*PROBLEM TO SOLVE*. Word for word, restate every record.

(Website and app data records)

★ ★ ★ ★ ★

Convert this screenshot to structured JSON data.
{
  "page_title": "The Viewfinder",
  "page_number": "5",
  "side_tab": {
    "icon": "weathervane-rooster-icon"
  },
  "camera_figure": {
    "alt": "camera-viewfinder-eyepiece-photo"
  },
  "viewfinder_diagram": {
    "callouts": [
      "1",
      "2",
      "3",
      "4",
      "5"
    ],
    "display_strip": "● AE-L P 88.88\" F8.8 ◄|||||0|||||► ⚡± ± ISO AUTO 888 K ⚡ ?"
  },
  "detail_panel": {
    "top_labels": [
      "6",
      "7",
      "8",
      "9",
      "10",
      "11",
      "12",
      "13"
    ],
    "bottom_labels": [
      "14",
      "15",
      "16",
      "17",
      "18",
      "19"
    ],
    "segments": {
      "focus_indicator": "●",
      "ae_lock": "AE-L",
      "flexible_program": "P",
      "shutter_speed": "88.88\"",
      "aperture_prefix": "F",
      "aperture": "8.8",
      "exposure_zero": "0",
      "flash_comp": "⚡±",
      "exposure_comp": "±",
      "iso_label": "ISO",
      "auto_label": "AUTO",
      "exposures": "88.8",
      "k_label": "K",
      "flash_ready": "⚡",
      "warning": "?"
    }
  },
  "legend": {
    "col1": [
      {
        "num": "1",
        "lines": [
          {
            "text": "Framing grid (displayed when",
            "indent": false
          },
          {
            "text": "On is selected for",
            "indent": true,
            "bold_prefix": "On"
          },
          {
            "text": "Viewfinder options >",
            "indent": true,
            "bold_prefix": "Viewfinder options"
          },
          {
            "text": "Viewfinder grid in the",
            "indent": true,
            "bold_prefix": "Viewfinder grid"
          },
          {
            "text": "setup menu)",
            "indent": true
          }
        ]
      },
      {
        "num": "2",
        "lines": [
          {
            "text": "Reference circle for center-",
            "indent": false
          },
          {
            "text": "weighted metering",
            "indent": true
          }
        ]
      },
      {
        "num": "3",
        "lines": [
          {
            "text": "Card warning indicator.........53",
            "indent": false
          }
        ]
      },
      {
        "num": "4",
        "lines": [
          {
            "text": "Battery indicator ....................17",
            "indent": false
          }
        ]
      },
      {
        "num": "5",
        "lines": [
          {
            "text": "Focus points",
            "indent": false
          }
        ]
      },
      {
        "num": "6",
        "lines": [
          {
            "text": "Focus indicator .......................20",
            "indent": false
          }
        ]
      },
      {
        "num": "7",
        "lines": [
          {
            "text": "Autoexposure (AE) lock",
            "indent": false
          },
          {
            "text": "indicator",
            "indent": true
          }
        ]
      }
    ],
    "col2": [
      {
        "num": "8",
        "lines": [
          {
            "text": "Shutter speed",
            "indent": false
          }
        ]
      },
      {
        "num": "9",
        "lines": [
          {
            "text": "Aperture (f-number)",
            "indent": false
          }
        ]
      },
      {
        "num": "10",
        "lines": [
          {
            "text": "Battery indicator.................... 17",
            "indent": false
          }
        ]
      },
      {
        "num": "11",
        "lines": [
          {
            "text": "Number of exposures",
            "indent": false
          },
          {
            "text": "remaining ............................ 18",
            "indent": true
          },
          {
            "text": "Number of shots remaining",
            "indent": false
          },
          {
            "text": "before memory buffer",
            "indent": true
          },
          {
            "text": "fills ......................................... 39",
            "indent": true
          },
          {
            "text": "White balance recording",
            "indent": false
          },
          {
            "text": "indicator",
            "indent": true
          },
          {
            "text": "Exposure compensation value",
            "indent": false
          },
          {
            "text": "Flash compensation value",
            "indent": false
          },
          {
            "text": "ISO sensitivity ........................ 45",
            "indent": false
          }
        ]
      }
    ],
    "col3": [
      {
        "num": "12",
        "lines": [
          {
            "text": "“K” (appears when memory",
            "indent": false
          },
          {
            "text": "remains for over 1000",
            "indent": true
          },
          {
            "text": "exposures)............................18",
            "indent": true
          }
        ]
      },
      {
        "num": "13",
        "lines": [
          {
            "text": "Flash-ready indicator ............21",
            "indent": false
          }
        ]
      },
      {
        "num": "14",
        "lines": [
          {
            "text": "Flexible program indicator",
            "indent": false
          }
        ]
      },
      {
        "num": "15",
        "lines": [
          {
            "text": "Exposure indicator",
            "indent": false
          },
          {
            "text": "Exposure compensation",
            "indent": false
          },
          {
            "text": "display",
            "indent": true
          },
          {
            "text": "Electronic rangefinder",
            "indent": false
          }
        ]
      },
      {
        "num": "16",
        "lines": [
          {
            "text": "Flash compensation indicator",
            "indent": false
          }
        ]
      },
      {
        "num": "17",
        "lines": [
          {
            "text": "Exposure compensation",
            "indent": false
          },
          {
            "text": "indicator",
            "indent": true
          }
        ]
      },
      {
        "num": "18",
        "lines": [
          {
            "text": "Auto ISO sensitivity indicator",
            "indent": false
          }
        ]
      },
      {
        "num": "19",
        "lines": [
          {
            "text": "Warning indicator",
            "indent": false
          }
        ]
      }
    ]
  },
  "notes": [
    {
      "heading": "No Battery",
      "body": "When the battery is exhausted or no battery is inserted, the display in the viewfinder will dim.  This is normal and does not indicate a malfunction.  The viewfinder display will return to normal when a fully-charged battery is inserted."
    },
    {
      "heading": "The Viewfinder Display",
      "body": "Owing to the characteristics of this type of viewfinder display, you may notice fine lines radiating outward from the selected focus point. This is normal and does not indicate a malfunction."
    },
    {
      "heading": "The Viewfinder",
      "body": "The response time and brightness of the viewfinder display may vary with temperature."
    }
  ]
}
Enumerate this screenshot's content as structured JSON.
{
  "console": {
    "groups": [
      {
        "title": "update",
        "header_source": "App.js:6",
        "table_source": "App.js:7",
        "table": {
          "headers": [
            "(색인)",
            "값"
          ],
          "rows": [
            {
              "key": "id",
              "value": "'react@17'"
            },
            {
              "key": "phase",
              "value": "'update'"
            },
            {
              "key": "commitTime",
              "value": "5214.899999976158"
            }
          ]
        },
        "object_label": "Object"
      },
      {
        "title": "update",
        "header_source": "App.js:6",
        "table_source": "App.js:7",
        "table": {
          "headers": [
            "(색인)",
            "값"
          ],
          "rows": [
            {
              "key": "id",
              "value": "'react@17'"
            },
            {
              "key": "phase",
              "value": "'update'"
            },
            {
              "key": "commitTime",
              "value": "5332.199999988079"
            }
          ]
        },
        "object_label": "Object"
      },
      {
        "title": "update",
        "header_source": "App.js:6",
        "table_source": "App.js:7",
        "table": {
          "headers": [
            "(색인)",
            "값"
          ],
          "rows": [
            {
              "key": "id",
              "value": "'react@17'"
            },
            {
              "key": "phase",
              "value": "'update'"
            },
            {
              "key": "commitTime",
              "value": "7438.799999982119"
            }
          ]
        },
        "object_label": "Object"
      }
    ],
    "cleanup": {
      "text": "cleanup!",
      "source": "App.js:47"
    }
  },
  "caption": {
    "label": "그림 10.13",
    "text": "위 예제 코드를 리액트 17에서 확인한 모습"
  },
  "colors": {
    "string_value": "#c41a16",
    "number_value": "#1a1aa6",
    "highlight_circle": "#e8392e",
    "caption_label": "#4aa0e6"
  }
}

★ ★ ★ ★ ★

*SOLUTION FOR THIS TASK*.
Convert this screenshot to structured JSON data.
{
  "page_title": "The Viewfinder",
  "page_number": "5",
  "side_tab": {
    "icon": "weathervane-rooster-icon"
  },
  "camera_figure": {
    "alt": "camera-viewfinder-eyepiece-photo"
  },
  "viewfinder_diagram": {
    "callouts": [
      "1",
      "2",
      "3",
      "4",
      "5"
    ],
    "display_strip": "● AE-L P 88.88\" F8.8 ◄|||||0|||||► ⚡± ± ISO AUTO 888 K ⚡ ?"
  },
  "detail_panel": {
    "top_labels": [
      "6",
      "7",
      "8",
      "9",
      "10",
      "11",
      "12",
      "13"
    ],
    "bottom_labels": [
      "14",
      "15",
      "16",
      "17",
      "18",
      "19"
    ],
    "segments": {
      "focus_indicator": "●",
      "ae_lock": "AE-L",
      "flexible_program": "P",
      "shutter_speed": "88.88\"",
      "aperture_prefix": "F",
      "aperture": "8.8",
      "exposure_zero": "0",
      "flash_comp": "⚡±",
      "exposure_comp": "±",
      "iso_label": "ISO",
      "auto_label": "AUTO",
      "exposures": "88.8",
      "k_label": "K",
      "flash_ready": "⚡",
      "warning": "?"
    }
  },
  "legend": {
    "col1": [
      {
        "num": "1",
        "lines": [
          {
            "text": "Framing grid (displayed when",
            "indent": false
          },
          {
            "text": "On is selected for",
            "indent": true,
            "bold_prefix": "On"
          },
          {
            "text": "Viewfinder options >",
            "indent": true,
            "bold_prefix": "Viewfinder options"
          },
          {
            "text": "Viewfinder grid in the",
            "indent": true,
            "bold_prefix": "Viewfinder grid"
          },
          {
            "text": "setup menu)",
            "indent": true
          }
        ]
      },
      {
        "num": "2",
        "lines": [
          {
            "text": "Reference circle for center-",
            "indent": false
          },
          {
            "text": "weighted metering",
            "indent": true
          }
        ]
      },
      {
        "num": "3",
        "lines": [
          {
            "text": "Card warning indicator.........53",
            "indent": false
          }
        ]
      },
      {
        "num": "4",
        "lines": [
          {
            "text": "Battery indicator ....................17",
            "indent": false
          }
        ]
      },
      {
        "num": "5",
        "lines": [
          {
            "text": "Focus points",
            "indent": false
          }
        ]
      },
      {
        "num": "6",
        "lines": [
          {
            "text": "Focus indicator .......................20",
            "indent": false
          }
        ]
      },
      {
        "num": "7",
        "lines": [
          {
            "text": "Autoexposure (AE) lock",
            "indent": false
          },
          {
            "text": "indicator",
            "indent": true
          }
        ]
      }
    ],
    "col2": [
      {
        "num": "8",
        "lines": [
          {
            "text": "Shutter speed",
            "indent": false
          }
        ]
      },
      {
        "num": "9",
        "lines": [
          {
            "text": "Aperture (f-number)",
            "indent": false
          }
        ]
      },
      {
        "num": "10",
        "lines": [
          {
            "text": "Battery indicator.................... 17",
            "indent": false
          }
        ]
      },
      {
        "num": "11",
        "lines": [
          {
            "text": "Number of exposures",
            "indent": false
          },
          {
            "text": "remaining ............................ 18",
            "indent": true
          },
          {
            "text": "Number of shots remaining",
            "indent": false
          },
          {
            "text": "before memory buffer",
            "indent": true
          },
          {
            "text": "fills ......................................... 39",
            "indent": true
          },
          {
            "text": "White balance recording",
            "indent": false
          },
          {
            "text": "indicator",
            "indent": true
          },
          {
            "text": "Exposure compensation value",
            "indent": false
          },
          {
            "text": "Flash compensation value",
            "indent": false
          },
          {
            "text": "ISO sensitivity ........................ 45",
            "indent": false
          }
        ]
      }
    ],
    "col3": [
      {
        "num": "12",
        "lines": [
          {
            "text": "“K” (appears when memory",
            "indent": false
          },
          {
            "text": "remains for over 1000",
            "indent": true
          },
          {
            "text": "exposures)............................18",
            "indent": true
          }
        ]
      },
      {
        "num": "13",
        "lines": [
          {
            "text": "Flash-ready indicator ............21",
            "indent": false
          }
        ]
      },
      {
        "num": "14",
        "lines": [
          {
            "text": "Flexible program indicator",
            "indent": false
          }
        ]
      },
      {
        "num": "15",
        "lines": [
          {
            "text": "Exposure indicator",
            "indent": false
          },
          {
            "text": "Exposure compensation",
            "indent": false
          },
          {
            "text": "display",
            "indent": true
          },
          {
            "text": "Electronic rangefinder",
            "indent": false
          }
        ]
      },
      {
        "num": "16",
        "lines": [
          {
            "text": "Flash compensation indicator",
            "indent": false
          }
        ]
      },
      {
        "num": "17",
        "lines": [
          {
            "text": "Exposure compensation",
            "indent": false
          },
          {
            "text": "indicator",
            "indent": true
          }
        ]
      },
      {
        "num": "18",
        "lines": [
          {
            "text": "Auto ISO sensitivity indicator",
            "indent": false
          }
        ]
      },
      {
        "num": "19",
        "lines": [
          {
            "text": "Warning indicator",
            "indent": false
          }
        ]
      }
    ]
  },
  "notes": [
    {
      "heading": "No Battery",
      "body": "When the battery is exhausted or no battery is inserted, the display in the viewfinder will dim.  This is normal and does not indicate a malfunction.  The viewfinder display will return to normal when a fully-charged battery is inserted."
    },
    {
      "heading": "The Viewfinder Display",
      "body": "Owing to the characteristics of this type of viewfinder display, you may notice fine lines radiating outward from the selected focus point. This is normal and does not indicate a malfunction."
    },
    {
      "heading": "The Viewfinder",
      "body": "The response time and brightness of the viewfinder display may vary with temperature."
    }
  ]
}
Enumerate this screenshot's content as structured JSON.
{
  "console": {
    "groups": [
      {
        "title": "update",
        "header_source": "App.js:6",
        "table_source": "App.js:7",
        "table": {
          "headers": [
            "(색인)",
            "값"
          ],
          "rows": [
            {
              "key": "id",
              "value": "'react@17'"
            },
            {
              "key": "phase",
              "value": "'update'"
            },
            {
              "key": "commitTime",
              "value": "5214.899999976158"
            }
          ]
        },
        "object_label": "Object"
      },
      {
        "title": "update",
        "header_source": "App.js:6",
        "table_source": "App.js:7",
        "table": {
          "headers": [
            "(색인)",
            "값"
          ],
          "rows": [
            {
              "key": "id",
              "value": "'react@17'"
            },
            {
              "key": "phase",
              "value": "'update'"
            },
            {
              "key": "commitTime",
              "value": "5332.199999988079"
            }
          ]
        },
        "object_label": "Object"
      },
      {
        "title": "update",
        "header_source": "App.js:6",
        "table_source": "App.js:7",
        "table": {
          "headers": [
            "(색인)",
            "값"
          ],
          "rows": [
            {
              "key": "id",
              "value": "'react@17'"
            },
            {
              "key": "phase",
              "value": "'update'"
            },
            {
              "key": "commitTime",
              "value": "7438.799999982119"
            }
          ]
        },
        "object_label": "Object"
      }
    ],
    "cleanup": {
      "text": "cleanup!",
      "source": "App.js:47"
    }
  },
  "caption": {
    "label": "그림 10.13",
    "text": "위 예제 코드를 리액트 17에서 확인한 모습"
  },
  "colors": {
    "string_value": "#c41a16",
    "number_value": "#1a1aa6",
    "highlight_circle": "#e8392e",
    "caption_label": "#4aa0e6"
  }
}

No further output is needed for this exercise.